Whenever a line contains the string "arrow", copy it out of the entries.

Interface dataset entries
========
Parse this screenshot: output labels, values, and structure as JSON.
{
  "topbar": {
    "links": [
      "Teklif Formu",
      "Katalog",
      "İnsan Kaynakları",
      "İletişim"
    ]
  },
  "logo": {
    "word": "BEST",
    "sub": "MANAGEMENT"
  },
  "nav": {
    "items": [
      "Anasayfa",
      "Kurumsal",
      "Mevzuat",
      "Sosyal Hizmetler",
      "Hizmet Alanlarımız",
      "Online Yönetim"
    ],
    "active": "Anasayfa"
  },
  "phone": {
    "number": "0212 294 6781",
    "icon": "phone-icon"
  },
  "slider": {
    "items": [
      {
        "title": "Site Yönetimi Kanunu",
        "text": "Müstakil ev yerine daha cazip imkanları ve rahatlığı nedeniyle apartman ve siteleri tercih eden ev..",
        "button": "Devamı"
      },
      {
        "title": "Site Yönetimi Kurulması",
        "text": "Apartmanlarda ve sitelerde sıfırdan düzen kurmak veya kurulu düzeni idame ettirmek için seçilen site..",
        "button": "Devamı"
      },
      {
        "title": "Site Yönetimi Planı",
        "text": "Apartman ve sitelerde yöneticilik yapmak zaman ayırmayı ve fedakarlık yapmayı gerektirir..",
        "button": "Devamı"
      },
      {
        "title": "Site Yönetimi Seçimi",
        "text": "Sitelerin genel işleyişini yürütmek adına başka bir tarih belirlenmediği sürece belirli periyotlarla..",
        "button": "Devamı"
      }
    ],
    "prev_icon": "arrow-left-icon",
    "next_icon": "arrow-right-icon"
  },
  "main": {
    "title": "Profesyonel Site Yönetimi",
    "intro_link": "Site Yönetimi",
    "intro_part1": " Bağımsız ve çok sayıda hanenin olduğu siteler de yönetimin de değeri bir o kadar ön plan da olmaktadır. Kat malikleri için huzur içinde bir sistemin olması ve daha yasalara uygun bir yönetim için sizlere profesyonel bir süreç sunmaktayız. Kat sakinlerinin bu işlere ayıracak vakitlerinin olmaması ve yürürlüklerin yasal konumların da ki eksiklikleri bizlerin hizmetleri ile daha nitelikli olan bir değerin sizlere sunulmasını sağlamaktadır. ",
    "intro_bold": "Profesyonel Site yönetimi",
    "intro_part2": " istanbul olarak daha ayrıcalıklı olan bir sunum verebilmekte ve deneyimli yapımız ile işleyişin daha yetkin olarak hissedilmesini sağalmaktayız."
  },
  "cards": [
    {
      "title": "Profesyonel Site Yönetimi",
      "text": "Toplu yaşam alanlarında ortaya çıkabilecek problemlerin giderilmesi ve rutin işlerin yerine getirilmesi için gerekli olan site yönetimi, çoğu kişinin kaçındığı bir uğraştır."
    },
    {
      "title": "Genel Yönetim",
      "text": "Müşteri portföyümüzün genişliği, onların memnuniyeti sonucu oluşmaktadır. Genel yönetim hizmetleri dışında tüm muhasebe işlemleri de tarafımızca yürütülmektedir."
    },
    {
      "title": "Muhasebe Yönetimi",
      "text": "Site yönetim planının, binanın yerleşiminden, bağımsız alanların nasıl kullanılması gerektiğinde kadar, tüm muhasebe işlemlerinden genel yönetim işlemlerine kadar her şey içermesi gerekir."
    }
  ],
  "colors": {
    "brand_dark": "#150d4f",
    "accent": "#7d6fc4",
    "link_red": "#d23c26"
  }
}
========
== REPLY TO THE EXERCISE ==
    "prev_icon": "arrow-left-icon",
    "next_icon": "arrow-right-icon"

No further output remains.